A kind of noninflammatory heart disease that affects the myocardium. Normally due to Atherosclerosis. Hearts muscle is working much harder to open the arteries and get better blood flow.
Arrythmia of the heart
Arrhythmias and electrocardiographic changes can occur with liver cirrhosis, for which cases of atrial fibrillation and flutter, premature atrial and ventricular contractions, and ventricular arrhythmias have been reported
It has been known for many years that the heart and the liver are intimately related. Thus, patients with acute and chronic heart failure develop manifestations from the liver.
So as you can see your liver is the BOSS!!
Treatment and Prevention
The treatment of fatty liver disease primarily focuses on addressing the underlying causes and reducing liver fat. Lifestyle changes are often the first step in managing the condition. These may include:
Weight loss: Achieving and maintaining a healthy weight through a balanced diet and regular exercise can help reverse fatty liver disease.
Dietary modifications: Limiting the consumption of saturated fats, added sugars, and processed foods can be beneficial.
Regular exercise: Engaging in physical activity for at least 30 minutes a day can promote weight loss and improve liver health.
Diabetes management: Controlling blood sugar levels through medication or lifestyle modifications is crucial for individuals with diabetes.
Alcohol moderation or abstinence: For those with AFLD, eliminating alcohol consumption or seeking professional help to reduce it is necessary.
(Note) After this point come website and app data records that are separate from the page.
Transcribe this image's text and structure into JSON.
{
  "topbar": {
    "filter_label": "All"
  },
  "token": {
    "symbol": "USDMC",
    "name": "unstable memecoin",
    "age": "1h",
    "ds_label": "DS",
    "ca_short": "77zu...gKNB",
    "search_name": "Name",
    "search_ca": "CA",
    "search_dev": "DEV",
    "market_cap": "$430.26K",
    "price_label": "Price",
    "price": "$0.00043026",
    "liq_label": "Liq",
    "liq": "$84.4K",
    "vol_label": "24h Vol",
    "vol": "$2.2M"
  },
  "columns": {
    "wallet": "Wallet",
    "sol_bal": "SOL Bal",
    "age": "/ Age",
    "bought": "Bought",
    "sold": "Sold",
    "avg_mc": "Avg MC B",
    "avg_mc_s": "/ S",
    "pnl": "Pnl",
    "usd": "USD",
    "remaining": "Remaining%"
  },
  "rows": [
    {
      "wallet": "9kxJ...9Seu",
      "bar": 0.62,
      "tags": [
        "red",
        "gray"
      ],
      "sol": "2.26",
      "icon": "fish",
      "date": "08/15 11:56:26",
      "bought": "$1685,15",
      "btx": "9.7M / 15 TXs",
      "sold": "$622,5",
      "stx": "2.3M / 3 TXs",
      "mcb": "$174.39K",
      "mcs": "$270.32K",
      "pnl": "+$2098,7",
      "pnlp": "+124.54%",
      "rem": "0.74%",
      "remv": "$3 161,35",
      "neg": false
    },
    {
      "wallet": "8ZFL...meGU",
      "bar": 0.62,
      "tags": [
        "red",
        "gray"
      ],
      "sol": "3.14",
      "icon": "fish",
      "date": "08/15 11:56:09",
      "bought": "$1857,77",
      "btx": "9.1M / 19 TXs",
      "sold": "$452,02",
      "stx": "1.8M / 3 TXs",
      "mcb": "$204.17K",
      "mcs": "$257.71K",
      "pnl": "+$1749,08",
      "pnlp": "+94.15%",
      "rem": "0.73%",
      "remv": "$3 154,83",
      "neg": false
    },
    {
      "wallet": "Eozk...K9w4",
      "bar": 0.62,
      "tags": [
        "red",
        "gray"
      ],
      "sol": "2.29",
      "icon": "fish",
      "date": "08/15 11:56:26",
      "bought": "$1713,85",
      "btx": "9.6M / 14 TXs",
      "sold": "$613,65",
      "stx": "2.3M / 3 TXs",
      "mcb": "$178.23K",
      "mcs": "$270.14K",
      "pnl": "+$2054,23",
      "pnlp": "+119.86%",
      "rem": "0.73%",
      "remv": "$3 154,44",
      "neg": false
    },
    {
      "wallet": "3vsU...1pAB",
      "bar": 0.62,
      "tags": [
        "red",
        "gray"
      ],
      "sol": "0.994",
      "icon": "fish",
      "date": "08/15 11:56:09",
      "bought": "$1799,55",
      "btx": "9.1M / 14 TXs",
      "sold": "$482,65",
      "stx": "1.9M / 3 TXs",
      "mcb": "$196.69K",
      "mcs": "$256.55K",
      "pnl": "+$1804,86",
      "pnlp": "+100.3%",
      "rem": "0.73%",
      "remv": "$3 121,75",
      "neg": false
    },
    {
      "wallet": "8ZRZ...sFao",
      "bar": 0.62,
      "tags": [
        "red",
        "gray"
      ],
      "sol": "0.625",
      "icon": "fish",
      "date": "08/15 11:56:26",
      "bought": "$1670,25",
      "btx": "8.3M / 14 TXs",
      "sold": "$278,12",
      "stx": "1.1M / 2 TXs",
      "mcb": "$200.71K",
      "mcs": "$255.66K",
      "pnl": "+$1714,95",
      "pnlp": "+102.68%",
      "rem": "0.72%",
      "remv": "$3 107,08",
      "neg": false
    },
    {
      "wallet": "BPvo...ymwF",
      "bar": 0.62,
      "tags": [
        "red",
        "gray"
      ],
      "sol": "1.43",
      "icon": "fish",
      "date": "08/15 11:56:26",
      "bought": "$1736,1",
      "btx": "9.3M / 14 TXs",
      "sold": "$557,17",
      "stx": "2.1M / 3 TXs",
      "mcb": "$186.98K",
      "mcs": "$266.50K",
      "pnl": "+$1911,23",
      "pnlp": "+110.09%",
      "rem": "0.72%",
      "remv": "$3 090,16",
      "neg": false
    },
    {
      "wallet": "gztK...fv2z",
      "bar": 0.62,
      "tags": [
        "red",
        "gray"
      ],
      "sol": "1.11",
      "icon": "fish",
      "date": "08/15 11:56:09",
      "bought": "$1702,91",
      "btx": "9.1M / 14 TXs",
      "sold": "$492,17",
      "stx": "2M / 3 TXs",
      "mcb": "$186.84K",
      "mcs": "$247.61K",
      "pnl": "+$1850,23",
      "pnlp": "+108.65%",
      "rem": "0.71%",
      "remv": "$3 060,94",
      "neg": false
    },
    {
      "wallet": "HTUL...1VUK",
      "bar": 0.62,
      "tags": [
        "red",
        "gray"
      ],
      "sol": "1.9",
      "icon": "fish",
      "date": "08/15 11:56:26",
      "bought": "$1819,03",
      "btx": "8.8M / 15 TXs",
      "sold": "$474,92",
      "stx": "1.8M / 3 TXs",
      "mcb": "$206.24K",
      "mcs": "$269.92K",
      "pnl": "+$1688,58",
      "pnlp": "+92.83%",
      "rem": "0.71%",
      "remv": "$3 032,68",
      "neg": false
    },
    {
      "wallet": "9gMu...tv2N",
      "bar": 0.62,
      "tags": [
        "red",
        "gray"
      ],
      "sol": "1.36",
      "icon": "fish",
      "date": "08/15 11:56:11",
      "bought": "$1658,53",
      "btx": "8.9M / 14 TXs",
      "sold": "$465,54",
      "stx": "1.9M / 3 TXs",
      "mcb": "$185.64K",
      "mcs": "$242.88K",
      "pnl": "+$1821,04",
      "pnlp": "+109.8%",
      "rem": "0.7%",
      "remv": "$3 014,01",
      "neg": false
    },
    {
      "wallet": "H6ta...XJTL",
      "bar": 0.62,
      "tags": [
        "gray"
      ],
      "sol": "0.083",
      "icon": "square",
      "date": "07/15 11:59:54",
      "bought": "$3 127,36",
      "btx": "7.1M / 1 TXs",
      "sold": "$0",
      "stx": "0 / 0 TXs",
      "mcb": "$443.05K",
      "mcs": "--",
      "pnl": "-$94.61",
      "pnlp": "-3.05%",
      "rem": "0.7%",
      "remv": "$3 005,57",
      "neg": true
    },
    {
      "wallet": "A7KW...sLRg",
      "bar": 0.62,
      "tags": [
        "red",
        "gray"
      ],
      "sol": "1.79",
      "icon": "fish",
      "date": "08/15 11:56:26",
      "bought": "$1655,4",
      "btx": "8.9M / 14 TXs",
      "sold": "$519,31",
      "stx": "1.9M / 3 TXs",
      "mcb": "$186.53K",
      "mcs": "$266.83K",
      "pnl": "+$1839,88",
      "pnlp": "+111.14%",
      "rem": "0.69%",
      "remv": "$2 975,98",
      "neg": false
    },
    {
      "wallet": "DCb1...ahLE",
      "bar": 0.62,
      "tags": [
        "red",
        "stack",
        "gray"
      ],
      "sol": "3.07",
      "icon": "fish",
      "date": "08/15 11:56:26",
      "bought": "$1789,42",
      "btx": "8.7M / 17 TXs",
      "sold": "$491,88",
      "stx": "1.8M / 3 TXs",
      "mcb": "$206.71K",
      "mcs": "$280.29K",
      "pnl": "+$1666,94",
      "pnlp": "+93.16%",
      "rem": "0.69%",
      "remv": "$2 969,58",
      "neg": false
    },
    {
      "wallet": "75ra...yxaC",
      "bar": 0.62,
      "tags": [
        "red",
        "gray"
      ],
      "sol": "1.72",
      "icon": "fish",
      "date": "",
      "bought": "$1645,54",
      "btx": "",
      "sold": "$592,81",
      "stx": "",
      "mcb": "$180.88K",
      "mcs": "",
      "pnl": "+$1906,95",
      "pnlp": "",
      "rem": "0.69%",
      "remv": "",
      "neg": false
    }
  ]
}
There are also many ways that you can naturally help your liver function improve. Nature has given us incredible plants that can do this. The following are some of the best natural remedies for fatty liver disease and better liver function:
Apple Cider Vinegar
Lemon and Pure Olive Oil
Essential Health Wellness Centre has a wide variety of amazing, clean natural products to assist with wherever you are in your liver health.
And the list goes on......
Fatty liver disease is a growing concern worldwide, primarily driven by the increasing incidence of obesity and metabolic disorders. It is crucial to recognize the risk factors, be aware of the symptoms, and take appropriate preventive measures. By implementing lifestyle changes and seeking medical help when necessary, individuals can effectively manage the condition and reduce the risk of liver damage. Remember, early detection and intervention are key to maintaining liver health.
So pop in to Essential Health Wellness Centre, 2 A Hamilton Crescent, Gillitts, or go online to our amazing shop and get all you need: https://www.essentialhealthsa.com/shop
Our full body testing can also test the wellness of your liver and your entire body. Remember the body is a puzzle. Every piece has a perfect place. Place the puzzle pieces back to where they should be to see the entire picture. Book a full body scan today to find out your true wellness!
Tel: 083 654 9943